.
AJR Am J Roentgenol
2012
;
198
:
737
45
.
9.
Therasse
P
,
Arbuck
SG
,
Eisenhauer
EA
,
Wanders
J
,
Kaplan
RS
,
Rubinstein
L
, et al
New guidelines to evaluate the response to treatment in solid tumors: European Organization for Research and Treatment of Cancer, National Cancer Institute of the United States, National Cancer Institute of Canada
.
J Natl Cancer Inst
2000
;
92
:
205
16
.
10.
Eisenhauer
EA
,
Therasse
P
,
Bogaerts
J
,
Eisenhauer
EA
,
Therasse
P
,
Bogaerts
J
, et al
New response evaluation criteria in solid tumors: Revised RECIST guideline (version 1.1)
.
Eur J Cancer
2009
;
45
:
228
47
.
11.
Nishino
M
,
Jagannathan
JP
,
Ramaiya
N
,
Van den Abbeele
AD
. 
Pictorial review of the new Response Evaluation Criteria in Solid Tumors: revised RECIST guideline version 1.1–What oncologists want to know and what radiologists need to know
.
AJR Am J Roentgenol
2010
;
195
:
281
9
.
12.
Erasmus
JJ
,
Gladish
GW
,
Broemeling
L
,
Sabloff
BS
,
Truong
MT
,
Herbst
RS
, et al
Interobserver and intraobserver variability in measurement of non-small-cell carcinoma lung lesions: implications for assessment of tumor response
.
J Clin Oncol
2003
;
21
:
2574
82
.
13.
Zhao
B
,
James
LP
,
Moskowitz
CS
,
Guo
P
,
Ginsberg
MS
,
Lefkowitz
RA
, et al
Evaluating variability in tumor measurements from same-day repeat CT scans of patients with non-small cell lung cancer
.
Radiology
2009
;
252
:
263
72
.
14.
Nishino
M
,
Guo
M
,
Jackman
DM
,
DiPiro
PJ
,
Yap
JT
,
Ho
TK
, et al
CT tumor volume measurement in advanced non-small-cell lung cancer: performance characteristics of emerging clinical tool
.
Acad Radiol
2011
;
18
:
54
62
.
15.
Miller
AB
,
Hoogstraten
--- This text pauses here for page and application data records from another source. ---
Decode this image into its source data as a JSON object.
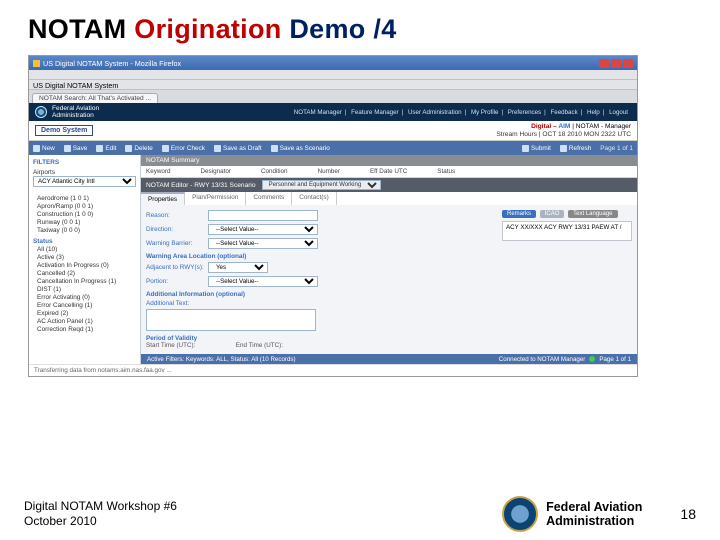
{
  "slide": {
    "title_p1": "NOTAM ",
    "title_p2": "Origination ",
    "title_p3": "Demo /4",
    "workshop_l1": "Digital NOTAM Workshop #6",
    "workshop_l2": "October 2010",
    "faa_l1": "Federal Aviation",
    "faa_l2": "Administration",
    "page_num": "18"
  },
  "win": {
    "title": "US Digital NOTAM System - Mozilla Firefox",
    "tab": "NOTAM Search: All That's Activated ...",
    "url_label": "US Digital NOTAM System"
  },
  "topstrip": {
    "agency_l1": "Federal Aviation",
    "agency_l2": "Administration",
    "links": [
      "NOTAM Manager",
      "Feature Manager",
      "User Administration",
      "My Profile",
      "Preferences",
      "Feedback",
      "Help",
      "Logout"
    ]
  },
  "brand": {
    "demo": "Demo System",
    "d1": "Digital – ",
    "d2": "AIM",
    "d3": " | NOTAM - Manager",
    "stream": "Stream Hours | OCT 18 2010 MON 2322 UTC"
  },
  "toolbar": {
    "items": [
      "New",
      "Save",
      "Edit",
      "Delete",
      "Error Check",
      "Save as Draft",
      "Save as Scenario"
    ],
    "submit": "Submit",
    "refresh": "Refresh",
    "page": "Page 1 of 1"
  },
  "sidebar": {
    "filters": "FILTERS",
    "airports": "Airports",
    "airport_sel": "ACY Atlantic City Intl",
    "list": [
      "Aerodrome (1 0 1)",
      "Apron/Ramp (0 0 1)",
      "Construction (1 0 0)",
      "Runway (0 0 1)",
      "Taxiway (0 0 0)"
    ],
    "status_h": "Status",
    "status": [
      "All (10)",
      "Active (3)",
      "Activation In Progress (0)",
      "Cancelled (2)",
      "Cancellation In Progress (1)",
      "DIST (1)",
      "Error Activating (0)",
      "Error Cancelling (1)",
      "Expired (2)",
      "AC Action Panel (1)",
      "Correction Reqd (1)"
    ]
  },
  "summary": {
    "header": "NOTAM Summary",
    "cols": [
      "Keyword",
      "Designator",
      "Condition",
      "Number",
      "Eff Date UTC",
      "Status"
    ]
  },
  "editor": {
    "header": "NOTAM Editor - RWY 13/31 Scenario",
    "scenario_sel": "Personnel and Equipment Working",
    "tabs": [
      "Properties",
      "Plan/Permission",
      "Comments",
      "Contact(s)"
    ],
    "reason_lbl": "Reason:",
    "direction_lbl": "Direction:",
    "direction_sel": "--Select Value--",
    "warning_lbl": "Warning Barrier:",
    "warning_sel": "--Select Value--",
    "warn_loc": "Warning Area Location (optional)",
    "adjrwy_lbl": "Adjacent to RWY(s):",
    "adjrwy_sel": "Yes",
    "portion_lbl": "Portion:",
    "portion_sel": "--Select Value--",
    "addinfo": "Additional Information (optional)",
    "addtext": "Additional Text:",
    "period": "Period of Validity",
    "start": "Start Time (UTC):",
    "end": "End Time (UTC):",
    "pill_rem": "Remarks",
    "pill_icao": "ICAO",
    "pill_lang": "Text Language",
    "preview": "ACY XX/XXX ACY RWY 13/31 PAEW AT /"
  },
  "bottom": {
    "filters": "Active Filters: Keywords: ALL, Status: All (10 Records)",
    "conn": "Connected to NOTAM Manager",
    "pg": "Page 1 of 1",
    "status": "Transferring data from notams.aim.nas.faa.gov ..."
  }
}
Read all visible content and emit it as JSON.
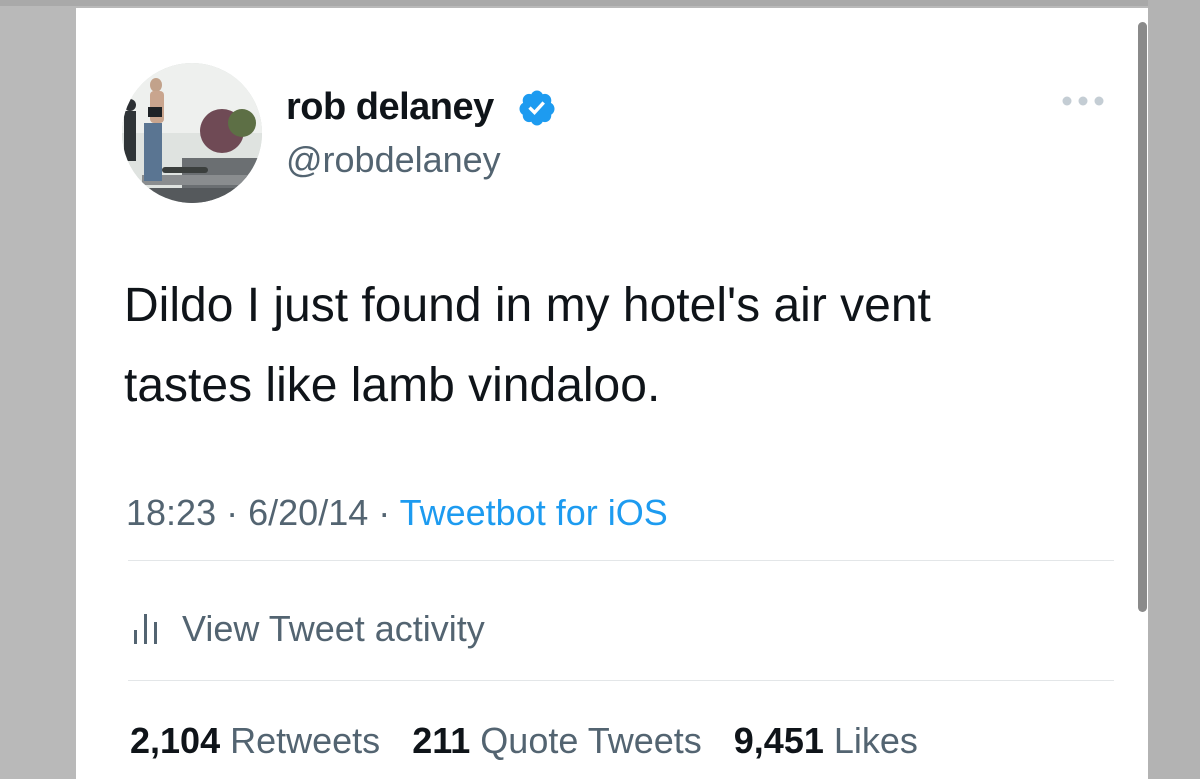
{
  "author": {
    "display_name": "rob delaney",
    "handle": "@robdelaney",
    "verified": true,
    "avatar_icon": "profile-photo"
  },
  "tweet": {
    "text_lines": [
      "Dildo I just found in my hotel's air vent",
      "tastes like lamb vindaloo."
    ],
    "time": "18:23",
    "date": "6/20/14",
    "separator": "·",
    "source": "Tweetbot for iOS"
  },
  "activity": {
    "icon": "bar-chart-icon",
    "label": "View Tweet activity"
  },
  "stats": {
    "retweets_count": "2,104",
    "retweets_label": "Retweets",
    "quotes_count": "211",
    "quotes_label": "Quote Tweets",
    "likes_count": "9,451",
    "likes_label": "Likes"
  },
  "colors": {
    "text": "#0f1419",
    "secondary": "#536471",
    "link": "#1d9bf0",
    "verified": "#1d9bf0"
  }
}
B
,
Staquet
M
,
Winkler
A
. 
Reporting results of cancer treatment
.
Cancer
1981
;
47
:
207
14
.
16.
Nishino
M
,
Jackman
DM
,
Hatabu
H
,
Yeap
BY
,
Cioffredi
LA
,
Yap
JT
, et al
New Response Evaluation Criteria in Solid Tumors (RECIST) guidelines for advanced non-small cell lung cancer: comparison with original RECIST and impact on assessment of tumor response to targeted therapy
.
AJR Am J Roentgenol
2010
;
195
:
W221
8
.
17.
Kaplan
EL
,
Meier
P
. 
Nonparametric estimation from incomplete observations
.
J Am Stat Assoc
1958
;
53
:
457
81
.
18.
Lin
LI
. 
A concordance correlation coefficient to evaluate reproducibility
.
Biometrics
1989
;
45
:
255
68
.
19.
Topalian
SL
,
Hodi
FS
,
Brahmer
JR
,
Gettinger
SN
,
Smith
DC
,
McDermott
DF
, et al
Safety, activity, and immune correlates of anti-PD-1 antibody in cancer
.
N Engl J Med
2012
;
366
:
2443
54
.
20.
Brahmer
JR
,
Tykodi
SS
,
Chow
LQ
,
Hwu
WJ
,
Topalian
SL
,
Hwu
P
, et al
Safety and activity of anti-PD-L1 antibody in patients with advanced cancer
.
N Engl J Med
2012
;
366
:
2455
65
.